Over 100,000 employees across the firms have been informed that payroll data may have been stolen, along with the exposure of contact information, financial information, and National Insurance numbers. While Clop says on its leak site that it has destroyed all data from government, military, and children’s hospitals because “we have no interest in exposing that information,” they have pledged to expose the names of its business victims on their dark web blog the following week (June 14 2023).
It is expected that more companies will start to come forward as the situation develops, as Clop have claimed to have ‘hundreds of companies’ data through the attacks and are likely to be currently evaluating their worth.
South Staffordshire Water (August 2022): Cl0p claimed to have stolen 5TB of data from South Staffordshire Water staff, a company that provides drinking water to about 1.3 million people. This data included scanned copies of passports and ID cards. Rather than prevent access to data or the continuation of corporate operations, the attackers in this case did not encrypt systems. Instead they opted to employ extortion tactics that are becoming more common among hackers, including leaking part of the stolen material, humiliating the victim in public, and threatening further repercussions if the ransom is not paid. In this instance, Thames Water was originally posted on the leak site rather than South Staffordshire Water – with experts speculating that the gang used the victims’ false identification was a ploy to demand bigger payments from a larger water supplier.
Clop Technical Aspects
- A variant of the CryptoMix.
- Attempts to kill several processes and services related to backups and security solutions.
- Will not execute if it detects it is running in a virtual environment.
- Targets entire network, via hacking into the Active Directory
- If executed, Clop appends the .clop extension or a variation thereof to the victim’s files, such as ‘.CIIp’, ‘.Cllp’ and ‘.C_L_O_P’.
- Leverages Code Signing to evade detection.
- MITRE ATT&CK Profile.
- MITRE ATT&CK Navigator techniques.
What are the Security Recommendations Against Clop?
- It is strongly recommended that users of MOVEit MFT software disable all HTTP and HTTPS traffic on ports 80 and 443 to the MOVEit environment until a patch is released and applied.
- Utilise CTI (Cyber Threat Intelligence), for the latest Indicators of compromise, feeding it into your SIEM / SOAR solutions.
- Employ efficient vulnerability scanning and patching procedures, prioritising critical assets most at risk.
- Create and maintain ransomware playbooks, as well as incident management plans.
- For quick system restoration and to stop further harm, employ and maintain healthy backup policies.
- Segregate as much IT infrastructure as possible – reducing the attack surface.

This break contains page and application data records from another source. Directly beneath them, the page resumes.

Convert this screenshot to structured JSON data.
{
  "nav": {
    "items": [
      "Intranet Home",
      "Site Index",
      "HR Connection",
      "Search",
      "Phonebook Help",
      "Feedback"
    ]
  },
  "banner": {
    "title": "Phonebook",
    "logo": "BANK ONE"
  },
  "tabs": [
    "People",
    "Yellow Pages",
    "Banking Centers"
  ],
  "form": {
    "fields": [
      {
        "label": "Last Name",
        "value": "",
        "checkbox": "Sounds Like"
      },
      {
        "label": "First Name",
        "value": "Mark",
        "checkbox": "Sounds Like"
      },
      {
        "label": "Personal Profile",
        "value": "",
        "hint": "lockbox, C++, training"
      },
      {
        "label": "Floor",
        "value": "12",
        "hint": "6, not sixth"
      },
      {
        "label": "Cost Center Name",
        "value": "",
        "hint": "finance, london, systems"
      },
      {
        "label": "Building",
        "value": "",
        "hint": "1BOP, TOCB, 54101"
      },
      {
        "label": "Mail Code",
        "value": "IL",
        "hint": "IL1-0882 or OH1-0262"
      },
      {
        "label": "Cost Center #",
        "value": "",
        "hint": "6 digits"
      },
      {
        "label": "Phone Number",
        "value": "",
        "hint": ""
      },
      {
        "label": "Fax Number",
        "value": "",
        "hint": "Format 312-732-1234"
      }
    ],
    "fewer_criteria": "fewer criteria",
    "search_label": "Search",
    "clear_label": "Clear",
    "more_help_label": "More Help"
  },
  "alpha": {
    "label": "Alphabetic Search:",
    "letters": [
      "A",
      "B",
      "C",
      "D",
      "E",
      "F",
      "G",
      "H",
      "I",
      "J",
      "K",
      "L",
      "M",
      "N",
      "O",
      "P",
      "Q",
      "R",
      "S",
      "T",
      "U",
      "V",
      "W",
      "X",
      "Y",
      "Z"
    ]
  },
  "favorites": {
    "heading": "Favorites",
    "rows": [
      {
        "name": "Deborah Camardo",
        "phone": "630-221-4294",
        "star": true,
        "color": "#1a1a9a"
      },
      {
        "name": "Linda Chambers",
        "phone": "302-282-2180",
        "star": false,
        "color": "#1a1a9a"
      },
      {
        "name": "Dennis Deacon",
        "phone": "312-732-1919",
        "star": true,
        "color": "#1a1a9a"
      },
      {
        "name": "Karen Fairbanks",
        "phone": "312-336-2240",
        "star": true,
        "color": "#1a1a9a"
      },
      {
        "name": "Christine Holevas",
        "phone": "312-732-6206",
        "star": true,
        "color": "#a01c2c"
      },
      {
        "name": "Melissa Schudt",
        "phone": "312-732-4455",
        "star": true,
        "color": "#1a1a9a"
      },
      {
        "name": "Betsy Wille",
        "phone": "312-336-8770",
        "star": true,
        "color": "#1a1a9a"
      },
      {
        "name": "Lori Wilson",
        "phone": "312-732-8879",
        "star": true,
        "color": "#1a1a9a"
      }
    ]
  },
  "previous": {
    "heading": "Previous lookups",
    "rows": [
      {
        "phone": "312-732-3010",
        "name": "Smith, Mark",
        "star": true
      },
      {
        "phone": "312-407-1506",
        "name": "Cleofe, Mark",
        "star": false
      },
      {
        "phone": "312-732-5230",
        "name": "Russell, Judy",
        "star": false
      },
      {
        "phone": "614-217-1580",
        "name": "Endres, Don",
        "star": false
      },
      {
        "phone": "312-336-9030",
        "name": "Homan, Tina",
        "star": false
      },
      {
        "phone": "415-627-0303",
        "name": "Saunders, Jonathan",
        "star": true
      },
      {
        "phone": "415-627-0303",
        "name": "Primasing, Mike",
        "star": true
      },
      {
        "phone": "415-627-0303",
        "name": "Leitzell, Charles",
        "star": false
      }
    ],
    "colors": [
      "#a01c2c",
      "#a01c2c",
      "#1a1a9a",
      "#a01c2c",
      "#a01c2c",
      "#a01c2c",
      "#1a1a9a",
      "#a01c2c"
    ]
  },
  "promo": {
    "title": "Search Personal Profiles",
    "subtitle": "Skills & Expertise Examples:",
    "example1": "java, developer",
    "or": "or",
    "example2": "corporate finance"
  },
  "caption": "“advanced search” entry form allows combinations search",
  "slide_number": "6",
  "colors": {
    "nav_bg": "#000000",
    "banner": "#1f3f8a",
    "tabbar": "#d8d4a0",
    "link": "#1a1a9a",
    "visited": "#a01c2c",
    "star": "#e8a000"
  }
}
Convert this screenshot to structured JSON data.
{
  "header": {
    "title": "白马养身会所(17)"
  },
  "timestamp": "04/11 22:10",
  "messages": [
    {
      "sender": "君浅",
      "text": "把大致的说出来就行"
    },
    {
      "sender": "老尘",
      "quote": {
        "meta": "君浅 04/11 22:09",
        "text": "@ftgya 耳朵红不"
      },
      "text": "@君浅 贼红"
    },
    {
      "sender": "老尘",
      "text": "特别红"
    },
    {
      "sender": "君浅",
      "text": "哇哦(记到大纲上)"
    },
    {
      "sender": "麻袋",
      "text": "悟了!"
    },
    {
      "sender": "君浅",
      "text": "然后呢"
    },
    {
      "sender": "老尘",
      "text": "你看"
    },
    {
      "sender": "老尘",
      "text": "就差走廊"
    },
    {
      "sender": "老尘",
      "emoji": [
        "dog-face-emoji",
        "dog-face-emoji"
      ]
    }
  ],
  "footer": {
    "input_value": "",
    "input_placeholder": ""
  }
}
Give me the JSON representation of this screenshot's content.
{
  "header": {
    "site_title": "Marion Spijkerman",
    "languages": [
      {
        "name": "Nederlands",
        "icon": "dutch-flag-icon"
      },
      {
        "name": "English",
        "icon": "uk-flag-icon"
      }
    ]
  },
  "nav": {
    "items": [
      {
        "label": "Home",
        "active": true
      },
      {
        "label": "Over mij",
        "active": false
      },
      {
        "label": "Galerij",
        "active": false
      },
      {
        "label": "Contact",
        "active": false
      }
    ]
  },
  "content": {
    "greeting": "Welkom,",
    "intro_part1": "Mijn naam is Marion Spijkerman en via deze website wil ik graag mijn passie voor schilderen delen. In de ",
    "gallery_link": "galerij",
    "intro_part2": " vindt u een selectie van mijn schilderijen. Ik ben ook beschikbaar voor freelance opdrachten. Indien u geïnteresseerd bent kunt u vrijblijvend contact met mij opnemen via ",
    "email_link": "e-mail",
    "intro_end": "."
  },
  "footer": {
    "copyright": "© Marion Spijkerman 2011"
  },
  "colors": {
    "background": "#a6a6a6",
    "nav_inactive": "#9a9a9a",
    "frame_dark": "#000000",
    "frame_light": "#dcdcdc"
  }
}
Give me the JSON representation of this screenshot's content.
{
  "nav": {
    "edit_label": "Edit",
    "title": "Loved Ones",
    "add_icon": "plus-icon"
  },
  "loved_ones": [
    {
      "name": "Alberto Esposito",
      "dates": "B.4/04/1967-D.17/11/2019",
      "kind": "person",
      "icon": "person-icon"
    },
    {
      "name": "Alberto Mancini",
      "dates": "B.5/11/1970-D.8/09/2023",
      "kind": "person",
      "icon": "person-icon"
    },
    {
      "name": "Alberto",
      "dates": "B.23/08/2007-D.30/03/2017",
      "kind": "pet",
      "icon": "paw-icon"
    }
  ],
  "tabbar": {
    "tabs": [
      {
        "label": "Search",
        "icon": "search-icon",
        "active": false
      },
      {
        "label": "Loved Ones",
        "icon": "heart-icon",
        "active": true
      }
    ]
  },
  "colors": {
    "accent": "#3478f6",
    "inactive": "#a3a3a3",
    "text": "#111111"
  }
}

- Implementing preventive and detective controls, regularly testing them though methods such as purple teaming or breach and attack simulations.
Gemserv’s cyber threat intelligence solution can support any organisation with (among many other use cases):
- Sector and Region Threats.
- Technology Stack Monitoring.
- Supply Chain Security (24/7 alerting).
- Brand and Social Media Monitoring.